:: EXERCISE OBJECTIVE ::
Count the lines containing "time" in the entries underneath, and state that count without anything else.

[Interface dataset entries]
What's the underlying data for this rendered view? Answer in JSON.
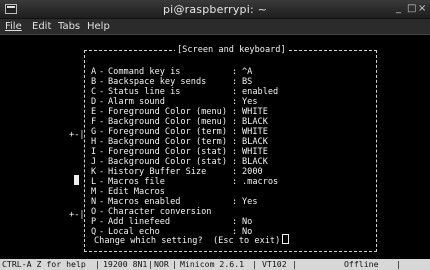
{
  "window": {
    "title": "pi@raspberrypi: ~",
    "minimize_glyph": "_",
    "maximize_glyph": "□",
    "close_glyph": "×"
  },
  "menubar": {
    "file": "File",
    "edit": "Edit",
    "tabs": "Tabs",
    "help": "Help"
  },
  "dialog": {
    "title": "[Screen and keyboard]",
    "items": [
      {
        "key": "A",
        "label": "Command key is",
        "value": "^A"
      },
      {
        "key": "B",
        "label": "Backspace key sends",
        "value": "BS"
      },
      {
        "key": "C",
        "label": "Status line is",
        "value": "enabled"
      },
      {
        "key": "D",
        "label": "Alarm sound",
        "value": "Yes"
      },
      {
        "key": "E",
        "label": "Foreground Color (menu)",
        "value": "WHITE"
      },
      {
        "key": "F",
        "label": "Background Color (menu)",
        "value": "BLACK"
      },
      {
        "key": "G",
        "label": "Foreground Color (term)",
        "value": "WHITE"
      },
      {
        "key": "H",
        "label": "Background Color (term)",
        "value": "BLACK"
      },
      {
        "key": "I",
        "label": "Foreground Color (stat)",
        "value": "WHITE"
      },
      {
        "key": "J",
        "label": "Background Color (stat)",
        "value": "BLACK"
      },
      {
        "key": "K",
        "label": "History Buffer Size",
        "value": "2000"
      },
      {
        "key": "L",
        "label": "Macros file",
        "value": ".macros"
      },
      {
        "key": "M",
        "label": "Edit Macros",
        "value": ""
      },
      {
        "key": "N",
        "label": "Macros enabled",
        "value": "Yes"
      },
      {
        "key": "O",
        "label": "Character conversion",
        "value": ""
      },
      {
        "key": "P",
        "label": "Add linefeed",
        "value": "No"
      },
      {
        "key": "Q",
        "label": "Local echo",
        "value": "No"
      }
    ],
    "prompt": "Change which setting?  (Esc to exit)"
  },
  "statusbar": {
    "help": "CTRL-A Z for help",
    "port": "19200 8N1",
    "translation": "NOR",
    "version": "Minicom 2.6.1",
    "terminal": "VT102",
    "state": "Offline"
  }
}
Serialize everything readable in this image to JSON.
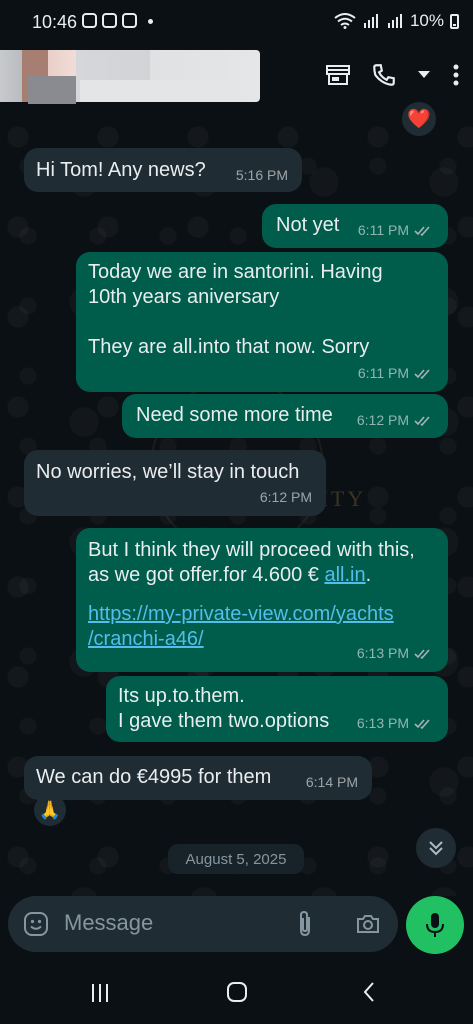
{
  "status": {
    "time": "10:46",
    "battery": "10%"
  },
  "chat": {
    "reaction_emoji": "❤️",
    "messages": [
      {
        "dir": "in",
        "text": "Hi Tom! Any news?",
        "time": "5:16 PM"
      },
      {
        "dir": "out",
        "text": "Not yet",
        "time": "6:11 PM"
      },
      {
        "dir": "out",
        "text": "Today we are in santorini. Having\n10th years aniversary\n\nThey are all.into that now. Sorry",
        "time": "6:11 PM"
      },
      {
        "dir": "out",
        "text": "Need some more time",
        "time": "6:12 PM"
      },
      {
        "dir": "in",
        "text": "No worries, we’ll stay in touch",
        "time": "6:12 PM"
      },
      {
        "dir": "out",
        "text_part1": "But I think they will proceed with this,\nas we got offer.for 4.600 € ",
        "link1": "all.in",
        "text_part2": ".",
        "link2": "https://my-private-view.com/yachts\n/cranchi-a46/",
        "time": "6:13 PM"
      },
      {
        "dir": "out",
        "text": "Its up.to.them.\nI gave them two.options",
        "time": "6:13 PM"
      },
      {
        "dir": "in",
        "text": "We can do €4995 for them",
        "time": "6:14 PM"
      }
    ],
    "emoji_reaction_last": "🙏",
    "date_chip": "August 5, 2025",
    "watermark": "XTREME SECURITY"
  },
  "composer": {
    "placeholder": "Message"
  },
  "colors": {
    "incoming": "#202c33",
    "outgoing": "#005c4b",
    "accent": "#21c063",
    "link": "#53bdeb"
  }
}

:: EXPECTED ANSWER ::
10